SecurDisc allows data written to the drive to be encrypted using the AES 128-bit algorithm. The user supplies a password when the data is written to a disc; this password must then be entered to decrypt and read the data. The current Nero software insists that the password must be at least 16 characters in length. It also has a password strength indicator divided into 'weak', 'medium' and 'strong'. According to this gauge, a strong password must be many hundreds of characters in length. This illustates the major weakness of password systems, because strong passwords are certainly not likely to be easily memorised or easy to enter. Therefore it’s likely that any strong password chosen will be stored as a possibly vulnerable file and simply cut and pasted. Authentication of data written with SecurDisc is also provided by private/public key pair digital signature.
The Data Integrity feature is intended to provide advanced warning of data corruption due to disc damage. It checks for errors between the redundant copies of the data and generates a warning message if these are at critical levels. At this point the data should still be retrievable and may be copied to a fresh disc.
SecurDisc allows files to be copy protected so they can only be read from the original disc and these files cannot be copied to another drive. At present this facility is only available for PDFs and once protected these files can only be read on a drive with SecurDisc hardware support.
SecurDisc-protected media can be read in a non-SecurDisc drive, by installing and using Nero InCD Reader 5.5. When a SecurDisc is inserted in a non-SecurDisc drive, an autorun program checks for SecurDisc hardware support. If this is absent, the autorun program displays a message linking to the InCD download web page. This only applies to non-copy-protected discs. TO read a copy-protected (PDF-only) SecurDisc, a SecurDisc-compatible drive is required.

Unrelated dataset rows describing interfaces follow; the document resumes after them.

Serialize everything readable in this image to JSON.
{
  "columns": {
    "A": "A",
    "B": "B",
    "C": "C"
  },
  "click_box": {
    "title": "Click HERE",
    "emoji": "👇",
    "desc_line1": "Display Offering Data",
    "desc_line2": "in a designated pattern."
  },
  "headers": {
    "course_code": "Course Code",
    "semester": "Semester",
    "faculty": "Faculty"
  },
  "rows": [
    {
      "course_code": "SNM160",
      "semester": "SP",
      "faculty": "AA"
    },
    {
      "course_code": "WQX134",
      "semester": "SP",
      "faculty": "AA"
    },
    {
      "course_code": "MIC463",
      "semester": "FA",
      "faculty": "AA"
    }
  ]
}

Software tools and updates to use SecurDisc can be downloaded from the SecurDisc web site. These include the SecurDisc Viewer for reading files, version 5 of InCD Reader and a full update of Nero 7 with SecurDisc support.

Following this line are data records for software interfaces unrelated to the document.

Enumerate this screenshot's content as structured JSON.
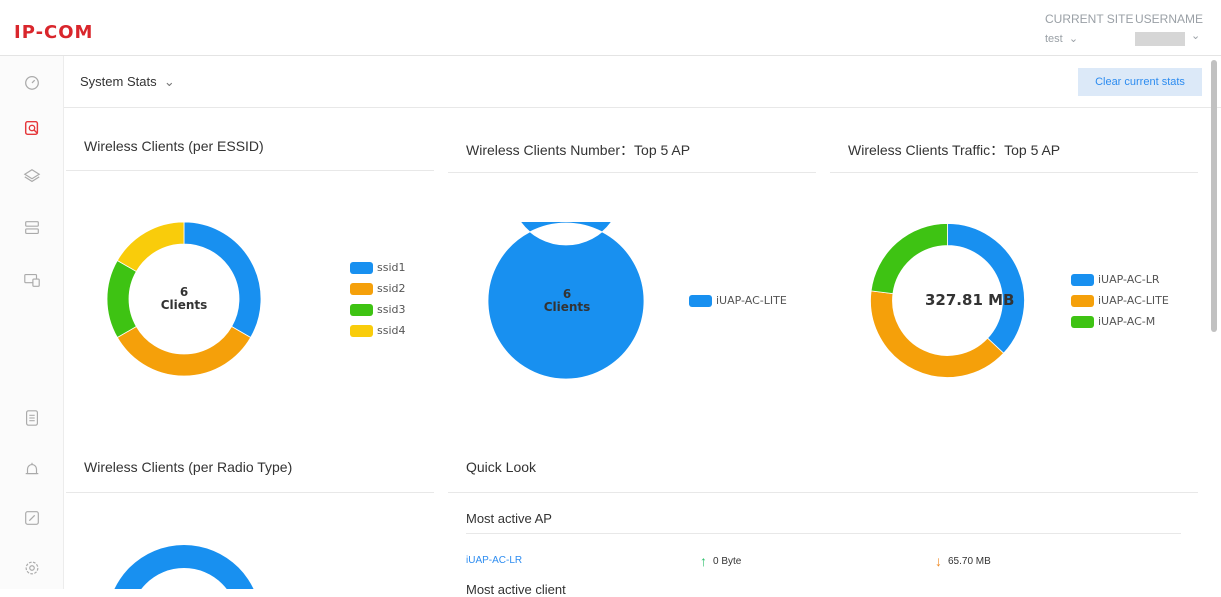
{
  "header": {
    "logo": "IP-COM",
    "current_site_label": "CURRENT SITE",
    "current_site_value": "test",
    "username_label": "USERNAME"
  },
  "toolbar": {
    "page_title": "System Stats",
    "clear_button": "Clear current stats"
  },
  "sidebar": {
    "icons": [
      "dashboard-icon",
      "stats-icon",
      "layers-icon",
      "devices-icon",
      "ap-icon",
      "logs-icon",
      "alarm-icon",
      "edit-icon",
      "settings-icon"
    ]
  },
  "panels": {
    "essid": {
      "title": "Wireless Clients (per ESSID)",
      "center_value": "6",
      "center_label": "Clients",
      "legend": [
        {
          "name": "ssid1",
          "color": "#1890f0"
        },
        {
          "name": "ssid2",
          "color": "#f5a00a"
        },
        {
          "name": "ssid3",
          "color": "#3ec313"
        },
        {
          "name": "ssid4",
          "color": "#f9cc0b"
        }
      ]
    },
    "top5_number": {
      "title": "Wireless Clients Number：Top 5 AP",
      "center_value": "6",
      "center_label": "Clients",
      "legend": [
        {
          "name": "iUAP-AC-LITE",
          "color": "#1890f0"
        }
      ]
    },
    "top5_traffic": {
      "title": "Wireless Clients Traffic：Top 5 AP",
      "center_value": "327.81 MB",
      "legend": [
        {
          "name": "iUAP-AC-LR",
          "color": "#1890f0"
        },
        {
          "name": "iUAP-AC-LITE",
          "color": "#f5a00a"
        },
        {
          "name": "iUAP-AC-M",
          "color": "#3ec313"
        }
      ]
    },
    "radio_type": {
      "title": "Wireless Clients (per Radio Type)"
    },
    "quick_look": {
      "title": "Quick Look",
      "most_active_ap_label": "Most active AP",
      "ap_name": "iUAP-AC-LR",
      "upload": "0 Byte",
      "download": "65.70 MB",
      "most_active_client_label": "Most active client"
    }
  },
  "chart_data": [
    {
      "type": "pie",
      "title": "Wireless Clients (per ESSID)",
      "categories": [
        "ssid1",
        "ssid2",
        "ssid3",
        "ssid4"
      ],
      "values": [
        2,
        2,
        1,
        1
      ]
    },
    {
      "type": "pie",
      "title": "Wireless Clients Number：Top 5 AP",
      "categories": [
        "iUAP-AC-LITE"
      ],
      "values": [
        6
      ]
    },
    {
      "type": "pie",
      "title": "Wireless Clients Traffic：Top 5 AP",
      "categories": [
        "iUAP-AC-LR",
        "iUAP-AC-LITE",
        "iUAP-AC-M"
      ],
      "values": [
        0.37,
        0.4,
        0.23
      ]
    }
  ]
}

The LG GSA-H55N is obviously aimed at the business market, where current CD or DVD recordings represent a security weakness. As ever with improved security, there’s an associated decrease in convenience and ease of use. However, businesses with concerns over the security of recordable CD and DVD media should find the trade-off worthwhile
The PDF copy-protection feature would be a great way to publish text and pictures if only if worked on all drives and wasn’t limited to devices with SecurDisc support.
The SecurDisc system also offers increased resistance to data loss due to disc mishandling and damage. However, if you don’t require the password protection and digital authentication features, you're probably better off ensuring that you look after your CD/DVD media and using standard drives.